↓↓↓

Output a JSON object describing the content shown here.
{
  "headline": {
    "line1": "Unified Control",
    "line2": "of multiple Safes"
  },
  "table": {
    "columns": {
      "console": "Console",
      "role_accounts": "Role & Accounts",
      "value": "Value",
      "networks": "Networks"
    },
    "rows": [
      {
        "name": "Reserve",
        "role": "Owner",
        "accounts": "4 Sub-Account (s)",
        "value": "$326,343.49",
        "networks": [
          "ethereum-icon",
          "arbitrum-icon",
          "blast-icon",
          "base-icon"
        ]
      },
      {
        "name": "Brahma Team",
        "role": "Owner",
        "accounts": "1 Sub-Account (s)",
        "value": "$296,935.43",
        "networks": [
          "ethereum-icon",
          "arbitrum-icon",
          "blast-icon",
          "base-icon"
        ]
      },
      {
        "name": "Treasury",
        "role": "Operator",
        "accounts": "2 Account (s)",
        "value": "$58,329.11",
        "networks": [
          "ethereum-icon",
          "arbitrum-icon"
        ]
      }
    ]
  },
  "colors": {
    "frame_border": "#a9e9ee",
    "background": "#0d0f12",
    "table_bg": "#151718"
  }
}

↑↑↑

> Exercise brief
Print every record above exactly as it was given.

> Exercise result
Output a JSON object describing the content shown here.
{
  "headline": {
    "line1": "Unified Control",
    "line2": "of multiple Safes"
  },
  "table": {
    "columns": {
      "console": "Console",
      "role_accounts": "Role & Accounts",
      "value": "Value",
      "networks": "Networks"
    },
    "rows": [
      {
        "name": "Reserve",
        "role": "Owner",
        "accounts": "4 Sub-Account (s)",
        "value": "$326,343.49",
        "networks": [
          "ethereum-icon",
          "arbitrum-icon",
          "blast-icon",
          "base-icon"
        ]
      },
      {
        "name": "Brahma Team",
        "role": "Owner",
        "accounts": "1 Sub-Account (s)",
        "value": "$296,935.43",
        "networks": [
          "ethereum-icon",
          "arbitrum-icon",
          "blast-icon",
          "base-icon"
        ]
      },
      {
        "name": "Treasury",
        "role": "Operator",
        "accounts": "2 Account (s)",
        "value": "$58,329.11",
        "networks": [
          "ethereum-icon",
          "arbitrum-icon"
        ]
      }
    ]
  },
  "colors": {
    "frame_border": "#a9e9ee",
    "background": "#0d0f12",
    "table_bg": "#151718"
  }
}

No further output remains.